Civil engineers face some of the most tangible examples of how ignorance can play out in their course of work. A bridge collapse near Dublin, for example, was caused by poor understanding of earlier design & utility, combined with not recognizing the problem signs. The collapsed bridge and failed engineering illustrates the lack of appreciation/understanding of what our predecessors have started. M. King Hubbert said, "Our ignorance is not so vast as our failure to use what we know." The Baby Boomers know a lot. They need to share that knowledge, and the next generation needs to take it in, understand it, utilize it. (Photo courtesy of New Civil Engineer, http://www.nce.co.uk/news/transport/ignorance-over-structural-behaviour-identified-as-key-factor-in-irish-bridge-collapse/5215284.article).
At the end of the day, it comes down to basics. Understanding the basic principles of science, math, and physics. The scientific method. Basic geometry and algebra. Basic material and mechanical properties. Don't be afraid to get up close and personal to the rock and learn what it can tell you. That's the stuff that forms the foundation onto which all other things are built. Basic soft skills, like communication and networking, are golden nuggets that will help the evolution of progress.

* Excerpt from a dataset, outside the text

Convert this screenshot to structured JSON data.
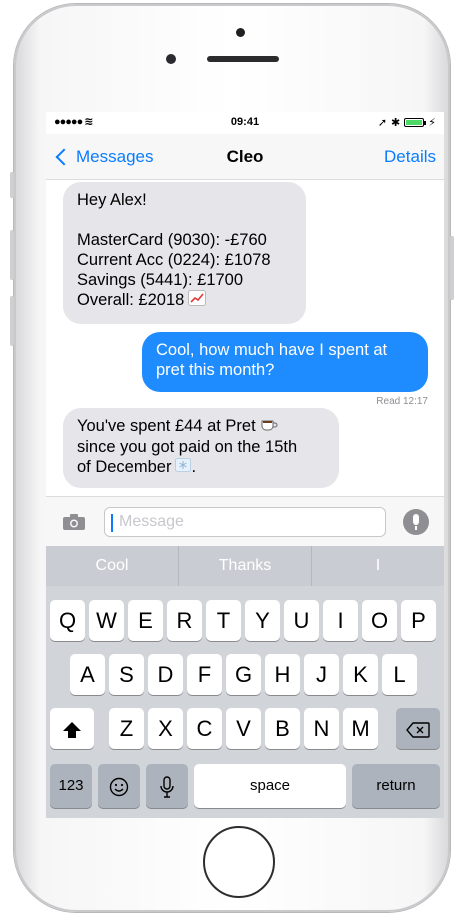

That old mantra K.I.S.S. (Keep It Simple, Stupid) still has application today. Just as the present is the key to the past is the key to the future. Knowing where to apply the details (and which key goes in which lock) is where the true art and skill come into play.